Every mission involves ships going somewhere, and that means fuel and supplies. I think the player should be forced to pay for a minimum amount of fuel and supplies up front as part of the requirements for sending a detachment on a mission. Like all AI fleets, the detachment won't track fuel and supplies while its travelling, so I guess lore-wise anything extra comes out of the commander's pay!

For missions that involve cargo, the fuel and supplies should count against the detachment's available cargo. Logically, the detachment would only need to carry enough for the longest leg of its journey. Waystations could count for reducing the length of a leg.

Setting up for a trade mission is a prime opportunity to introduce mercenaries to the game. The player could hire mercenaries to join their detachment for the course of the mission, for a price of course. On the other hand, the player doesn't lose anything if a mercenary gets blown up.

On the flip side, mercenary escort missions could be available to the player, too. The player's detachment would be part of an AI fleet that launches once you confirm the mission. If the AI fleet went to another market and disappeared like mercantile convoys do, the player's detachment would reappear in its own fleet and fly back home.

When a detachment loses ships, the estimated cost to replace them would appear in the mission report. Similarly, "protection" money paid to - and a percent of bounties paid on - pirates would appear in the mission report.

I mentioned missions might not be completed earlier. For example, if a detachment on a procurement contract lost so many ships that it didn't have enough cargo capacity to finish the mission, the mission would fail and the detachment would return to its base. Whether the failed mission would disappear or appear in the available missions list again, I don't know.

A detachment could be destroyed completely. If it is in FTL relay range or visible to the player, the mission report would post immediately, but if a detachment is destroyed far away by itself then it is only noted by the game. Ater enough time a mission report posts stating the detachment has "disappeared".

I think the player would not appreciate having to travel to each base to assign missions there, I know I wouldn't. The solution is obvious: a screen where the player can manage all their bases and detachments.
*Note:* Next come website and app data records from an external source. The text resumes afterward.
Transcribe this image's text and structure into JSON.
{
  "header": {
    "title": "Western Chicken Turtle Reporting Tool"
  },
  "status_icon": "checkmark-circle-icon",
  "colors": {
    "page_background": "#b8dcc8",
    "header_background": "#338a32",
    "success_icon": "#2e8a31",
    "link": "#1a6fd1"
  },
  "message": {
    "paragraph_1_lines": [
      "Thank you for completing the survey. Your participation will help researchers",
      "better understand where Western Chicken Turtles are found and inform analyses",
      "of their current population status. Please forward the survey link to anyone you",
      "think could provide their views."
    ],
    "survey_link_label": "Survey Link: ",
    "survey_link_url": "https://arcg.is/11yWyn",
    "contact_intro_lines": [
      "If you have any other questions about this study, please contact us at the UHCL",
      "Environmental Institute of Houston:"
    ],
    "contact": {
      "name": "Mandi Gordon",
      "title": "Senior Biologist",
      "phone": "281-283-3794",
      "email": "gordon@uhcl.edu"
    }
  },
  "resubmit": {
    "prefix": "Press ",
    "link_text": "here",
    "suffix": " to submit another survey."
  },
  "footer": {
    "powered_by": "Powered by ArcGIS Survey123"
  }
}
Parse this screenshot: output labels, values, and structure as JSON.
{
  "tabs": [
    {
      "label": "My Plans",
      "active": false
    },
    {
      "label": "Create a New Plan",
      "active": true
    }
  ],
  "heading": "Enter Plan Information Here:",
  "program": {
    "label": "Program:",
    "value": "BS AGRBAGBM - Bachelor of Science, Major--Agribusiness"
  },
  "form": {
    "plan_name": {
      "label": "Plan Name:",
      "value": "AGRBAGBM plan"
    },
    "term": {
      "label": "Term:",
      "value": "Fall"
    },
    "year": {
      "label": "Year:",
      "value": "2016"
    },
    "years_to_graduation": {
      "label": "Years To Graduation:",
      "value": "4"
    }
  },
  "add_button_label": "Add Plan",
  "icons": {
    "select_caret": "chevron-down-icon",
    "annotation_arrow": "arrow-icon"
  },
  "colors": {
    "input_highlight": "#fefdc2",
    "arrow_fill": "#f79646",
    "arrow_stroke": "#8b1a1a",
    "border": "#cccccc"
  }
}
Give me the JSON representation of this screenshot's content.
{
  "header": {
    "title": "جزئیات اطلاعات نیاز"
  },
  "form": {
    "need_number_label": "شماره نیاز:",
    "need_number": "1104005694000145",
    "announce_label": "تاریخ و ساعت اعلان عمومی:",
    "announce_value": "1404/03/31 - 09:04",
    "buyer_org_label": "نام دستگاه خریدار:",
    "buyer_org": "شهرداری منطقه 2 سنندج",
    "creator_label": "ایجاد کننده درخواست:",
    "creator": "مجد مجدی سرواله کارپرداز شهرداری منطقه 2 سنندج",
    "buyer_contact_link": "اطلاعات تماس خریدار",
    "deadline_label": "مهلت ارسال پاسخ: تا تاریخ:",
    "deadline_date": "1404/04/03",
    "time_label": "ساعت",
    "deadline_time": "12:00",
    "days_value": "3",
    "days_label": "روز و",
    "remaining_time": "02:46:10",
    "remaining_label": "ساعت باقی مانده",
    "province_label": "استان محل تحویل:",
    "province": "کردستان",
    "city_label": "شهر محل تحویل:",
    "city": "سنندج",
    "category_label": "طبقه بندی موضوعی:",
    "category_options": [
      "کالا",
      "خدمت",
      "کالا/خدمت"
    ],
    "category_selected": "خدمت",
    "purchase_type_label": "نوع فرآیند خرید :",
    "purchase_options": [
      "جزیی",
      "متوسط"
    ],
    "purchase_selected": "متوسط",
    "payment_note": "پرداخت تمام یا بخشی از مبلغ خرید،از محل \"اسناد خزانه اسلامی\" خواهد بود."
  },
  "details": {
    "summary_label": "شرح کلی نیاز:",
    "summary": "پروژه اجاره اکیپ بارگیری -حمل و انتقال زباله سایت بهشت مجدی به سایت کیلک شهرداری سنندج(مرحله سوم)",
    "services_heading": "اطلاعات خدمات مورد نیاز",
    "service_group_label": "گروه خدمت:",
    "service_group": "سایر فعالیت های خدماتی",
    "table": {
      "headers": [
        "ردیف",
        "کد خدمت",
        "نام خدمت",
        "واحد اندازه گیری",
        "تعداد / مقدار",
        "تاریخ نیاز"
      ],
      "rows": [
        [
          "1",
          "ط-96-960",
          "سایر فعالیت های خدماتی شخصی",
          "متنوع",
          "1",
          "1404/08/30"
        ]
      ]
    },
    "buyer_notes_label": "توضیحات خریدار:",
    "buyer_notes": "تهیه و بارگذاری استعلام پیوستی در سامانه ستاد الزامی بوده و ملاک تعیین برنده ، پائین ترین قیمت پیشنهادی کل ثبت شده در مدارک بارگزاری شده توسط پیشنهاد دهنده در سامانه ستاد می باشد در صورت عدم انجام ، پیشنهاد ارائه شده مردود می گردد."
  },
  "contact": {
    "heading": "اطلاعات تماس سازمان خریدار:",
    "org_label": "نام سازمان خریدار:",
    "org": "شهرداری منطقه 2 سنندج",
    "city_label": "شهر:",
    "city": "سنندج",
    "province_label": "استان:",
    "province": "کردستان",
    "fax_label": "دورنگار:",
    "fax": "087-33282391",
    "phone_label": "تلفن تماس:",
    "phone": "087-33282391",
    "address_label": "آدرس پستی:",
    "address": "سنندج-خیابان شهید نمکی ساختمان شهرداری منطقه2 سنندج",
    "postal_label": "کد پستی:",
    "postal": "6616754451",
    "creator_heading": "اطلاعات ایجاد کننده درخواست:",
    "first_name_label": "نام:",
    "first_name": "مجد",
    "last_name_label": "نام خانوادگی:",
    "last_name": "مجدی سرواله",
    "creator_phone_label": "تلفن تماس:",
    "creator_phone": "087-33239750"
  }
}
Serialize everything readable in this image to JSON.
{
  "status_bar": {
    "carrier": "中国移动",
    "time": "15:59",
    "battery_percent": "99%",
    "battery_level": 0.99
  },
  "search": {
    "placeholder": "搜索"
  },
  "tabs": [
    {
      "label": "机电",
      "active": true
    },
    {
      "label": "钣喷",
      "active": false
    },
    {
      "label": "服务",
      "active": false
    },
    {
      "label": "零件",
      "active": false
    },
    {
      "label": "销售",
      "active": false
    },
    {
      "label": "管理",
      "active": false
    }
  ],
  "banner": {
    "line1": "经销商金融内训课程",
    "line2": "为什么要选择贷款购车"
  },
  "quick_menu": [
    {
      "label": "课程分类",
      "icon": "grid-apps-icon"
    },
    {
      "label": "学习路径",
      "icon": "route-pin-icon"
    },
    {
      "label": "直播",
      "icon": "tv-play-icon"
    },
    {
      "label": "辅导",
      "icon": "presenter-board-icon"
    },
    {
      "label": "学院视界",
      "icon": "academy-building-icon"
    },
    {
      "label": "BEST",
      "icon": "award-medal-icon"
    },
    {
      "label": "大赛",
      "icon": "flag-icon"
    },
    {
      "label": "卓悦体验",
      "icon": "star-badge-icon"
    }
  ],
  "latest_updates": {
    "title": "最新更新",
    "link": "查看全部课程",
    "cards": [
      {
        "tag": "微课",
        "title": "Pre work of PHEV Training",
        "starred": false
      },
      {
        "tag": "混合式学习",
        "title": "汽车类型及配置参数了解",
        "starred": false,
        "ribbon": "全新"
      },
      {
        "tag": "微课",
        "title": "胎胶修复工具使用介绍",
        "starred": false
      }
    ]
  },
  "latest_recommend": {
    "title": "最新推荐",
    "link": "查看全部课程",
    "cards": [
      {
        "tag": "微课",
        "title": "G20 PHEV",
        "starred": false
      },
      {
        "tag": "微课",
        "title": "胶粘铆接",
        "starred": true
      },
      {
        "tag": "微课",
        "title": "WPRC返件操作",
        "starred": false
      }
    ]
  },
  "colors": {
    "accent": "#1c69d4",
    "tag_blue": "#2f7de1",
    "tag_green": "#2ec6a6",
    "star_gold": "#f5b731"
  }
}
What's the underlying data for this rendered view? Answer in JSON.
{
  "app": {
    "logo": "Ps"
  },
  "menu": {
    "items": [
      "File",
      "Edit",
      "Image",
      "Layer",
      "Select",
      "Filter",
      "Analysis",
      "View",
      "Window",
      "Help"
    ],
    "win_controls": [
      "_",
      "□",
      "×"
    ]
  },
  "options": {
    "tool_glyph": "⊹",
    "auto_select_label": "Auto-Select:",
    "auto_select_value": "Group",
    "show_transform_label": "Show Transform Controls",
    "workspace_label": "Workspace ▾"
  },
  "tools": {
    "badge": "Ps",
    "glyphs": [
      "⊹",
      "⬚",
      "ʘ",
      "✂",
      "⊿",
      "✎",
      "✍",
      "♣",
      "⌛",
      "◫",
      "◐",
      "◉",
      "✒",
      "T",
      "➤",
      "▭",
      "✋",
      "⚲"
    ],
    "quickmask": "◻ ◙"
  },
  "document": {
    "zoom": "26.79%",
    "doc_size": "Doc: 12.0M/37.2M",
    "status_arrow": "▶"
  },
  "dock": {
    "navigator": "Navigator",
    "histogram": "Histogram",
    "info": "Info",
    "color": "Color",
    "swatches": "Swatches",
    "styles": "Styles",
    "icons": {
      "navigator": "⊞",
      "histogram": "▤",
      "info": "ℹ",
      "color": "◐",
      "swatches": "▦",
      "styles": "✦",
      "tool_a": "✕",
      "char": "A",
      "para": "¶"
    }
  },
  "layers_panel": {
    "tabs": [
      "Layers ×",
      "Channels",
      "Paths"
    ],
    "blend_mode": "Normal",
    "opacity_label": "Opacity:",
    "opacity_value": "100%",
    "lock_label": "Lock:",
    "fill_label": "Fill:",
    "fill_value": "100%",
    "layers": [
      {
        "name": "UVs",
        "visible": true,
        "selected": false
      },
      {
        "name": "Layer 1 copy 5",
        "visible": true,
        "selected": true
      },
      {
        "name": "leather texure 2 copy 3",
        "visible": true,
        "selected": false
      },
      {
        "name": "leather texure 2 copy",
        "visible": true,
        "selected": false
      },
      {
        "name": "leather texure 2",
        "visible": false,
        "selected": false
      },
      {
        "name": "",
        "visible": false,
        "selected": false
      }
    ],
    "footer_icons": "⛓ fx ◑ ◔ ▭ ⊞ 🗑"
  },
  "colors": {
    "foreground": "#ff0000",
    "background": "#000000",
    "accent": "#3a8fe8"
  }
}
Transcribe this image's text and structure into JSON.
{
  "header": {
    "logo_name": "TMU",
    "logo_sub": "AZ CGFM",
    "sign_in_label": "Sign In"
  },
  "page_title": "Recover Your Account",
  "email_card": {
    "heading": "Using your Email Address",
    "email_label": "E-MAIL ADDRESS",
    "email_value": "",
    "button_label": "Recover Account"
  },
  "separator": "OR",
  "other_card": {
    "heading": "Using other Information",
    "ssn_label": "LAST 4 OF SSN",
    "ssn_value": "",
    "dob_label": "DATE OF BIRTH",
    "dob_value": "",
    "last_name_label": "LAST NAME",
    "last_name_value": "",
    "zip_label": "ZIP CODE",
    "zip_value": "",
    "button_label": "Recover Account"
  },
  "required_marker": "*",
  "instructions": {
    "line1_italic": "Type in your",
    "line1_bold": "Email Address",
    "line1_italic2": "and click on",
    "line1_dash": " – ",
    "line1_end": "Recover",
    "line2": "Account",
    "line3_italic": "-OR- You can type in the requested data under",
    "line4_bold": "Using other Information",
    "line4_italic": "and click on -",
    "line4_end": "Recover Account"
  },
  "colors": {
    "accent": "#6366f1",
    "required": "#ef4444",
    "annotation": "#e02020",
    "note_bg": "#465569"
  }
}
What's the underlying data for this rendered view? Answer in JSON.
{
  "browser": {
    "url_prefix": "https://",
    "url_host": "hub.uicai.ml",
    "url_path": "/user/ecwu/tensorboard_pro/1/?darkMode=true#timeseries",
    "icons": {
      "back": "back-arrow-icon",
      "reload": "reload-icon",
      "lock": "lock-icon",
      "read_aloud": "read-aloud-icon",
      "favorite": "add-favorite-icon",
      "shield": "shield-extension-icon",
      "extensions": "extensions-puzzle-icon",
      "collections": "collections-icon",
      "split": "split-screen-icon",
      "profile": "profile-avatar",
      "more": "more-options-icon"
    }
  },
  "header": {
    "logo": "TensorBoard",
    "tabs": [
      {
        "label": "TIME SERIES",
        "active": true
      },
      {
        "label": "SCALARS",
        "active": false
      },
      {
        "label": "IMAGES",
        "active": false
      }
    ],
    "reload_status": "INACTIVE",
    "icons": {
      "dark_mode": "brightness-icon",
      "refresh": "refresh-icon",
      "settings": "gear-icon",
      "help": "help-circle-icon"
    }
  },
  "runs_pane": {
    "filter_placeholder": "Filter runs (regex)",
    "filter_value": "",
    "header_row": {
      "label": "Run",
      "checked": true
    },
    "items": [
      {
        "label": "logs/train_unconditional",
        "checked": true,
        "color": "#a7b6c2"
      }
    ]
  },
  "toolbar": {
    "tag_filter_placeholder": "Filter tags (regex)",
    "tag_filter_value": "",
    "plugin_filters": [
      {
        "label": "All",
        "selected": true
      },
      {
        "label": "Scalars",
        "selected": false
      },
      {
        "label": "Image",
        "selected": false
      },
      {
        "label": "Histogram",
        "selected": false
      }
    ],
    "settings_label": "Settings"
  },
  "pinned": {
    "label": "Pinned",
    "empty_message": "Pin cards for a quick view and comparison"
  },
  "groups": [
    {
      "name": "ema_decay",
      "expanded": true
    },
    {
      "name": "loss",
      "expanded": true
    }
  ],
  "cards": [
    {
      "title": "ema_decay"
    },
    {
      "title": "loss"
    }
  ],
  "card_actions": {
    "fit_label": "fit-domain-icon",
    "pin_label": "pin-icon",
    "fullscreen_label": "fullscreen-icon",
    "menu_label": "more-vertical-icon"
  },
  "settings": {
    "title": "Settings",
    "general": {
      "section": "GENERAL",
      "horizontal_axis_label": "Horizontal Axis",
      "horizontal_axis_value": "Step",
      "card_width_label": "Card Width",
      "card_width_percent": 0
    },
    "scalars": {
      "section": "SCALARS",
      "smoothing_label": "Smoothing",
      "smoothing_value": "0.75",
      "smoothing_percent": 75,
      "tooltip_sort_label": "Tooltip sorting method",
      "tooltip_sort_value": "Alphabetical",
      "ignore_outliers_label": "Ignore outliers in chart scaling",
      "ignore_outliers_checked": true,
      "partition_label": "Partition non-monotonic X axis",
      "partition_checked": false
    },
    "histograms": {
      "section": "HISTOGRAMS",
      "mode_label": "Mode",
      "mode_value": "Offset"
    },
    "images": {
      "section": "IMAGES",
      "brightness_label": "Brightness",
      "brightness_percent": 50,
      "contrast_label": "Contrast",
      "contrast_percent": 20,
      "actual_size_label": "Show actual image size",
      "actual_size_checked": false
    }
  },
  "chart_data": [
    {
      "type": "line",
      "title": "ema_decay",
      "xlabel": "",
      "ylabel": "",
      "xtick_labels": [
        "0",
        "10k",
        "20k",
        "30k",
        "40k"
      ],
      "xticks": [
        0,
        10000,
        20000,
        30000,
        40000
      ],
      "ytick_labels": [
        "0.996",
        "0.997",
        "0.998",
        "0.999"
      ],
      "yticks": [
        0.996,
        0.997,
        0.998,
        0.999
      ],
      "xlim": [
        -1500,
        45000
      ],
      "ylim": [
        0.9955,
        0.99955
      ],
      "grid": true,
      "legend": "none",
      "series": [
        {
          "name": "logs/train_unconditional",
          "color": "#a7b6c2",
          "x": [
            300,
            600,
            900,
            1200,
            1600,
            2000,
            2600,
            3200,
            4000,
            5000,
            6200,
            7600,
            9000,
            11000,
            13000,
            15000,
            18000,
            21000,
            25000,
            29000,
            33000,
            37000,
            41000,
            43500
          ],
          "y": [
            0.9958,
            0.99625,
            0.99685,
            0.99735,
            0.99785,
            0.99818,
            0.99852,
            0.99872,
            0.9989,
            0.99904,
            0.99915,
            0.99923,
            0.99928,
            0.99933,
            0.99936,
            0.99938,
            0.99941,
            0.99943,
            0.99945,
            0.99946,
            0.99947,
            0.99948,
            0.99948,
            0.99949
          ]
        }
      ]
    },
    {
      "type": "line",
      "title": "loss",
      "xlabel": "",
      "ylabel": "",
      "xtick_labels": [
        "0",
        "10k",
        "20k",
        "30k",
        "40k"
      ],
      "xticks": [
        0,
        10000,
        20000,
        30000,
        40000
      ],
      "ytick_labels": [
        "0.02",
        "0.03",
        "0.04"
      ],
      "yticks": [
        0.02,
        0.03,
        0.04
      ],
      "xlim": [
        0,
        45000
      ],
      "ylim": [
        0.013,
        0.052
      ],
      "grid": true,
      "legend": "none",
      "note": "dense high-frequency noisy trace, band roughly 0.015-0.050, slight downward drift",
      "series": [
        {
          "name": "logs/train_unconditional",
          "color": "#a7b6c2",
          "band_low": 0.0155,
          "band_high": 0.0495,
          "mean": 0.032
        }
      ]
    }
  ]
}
I don't remember if it takes time for FTL relays to send messages to each other, but if so mission reports and the player's remote orders could take time to travel back and forth.

Couriers (abstract or not) could link remote bases to the relay network. They wouldn't let the player issue remote orders or receive mission reports while far from a relay or base, though. No, splitting off a ship from the player's fleet as a courier is not okay; we covered that in the second paragraph up at the top.

Stuff like smuggling would probably require special mechanics, but I have no idea about that. Alright, THE END!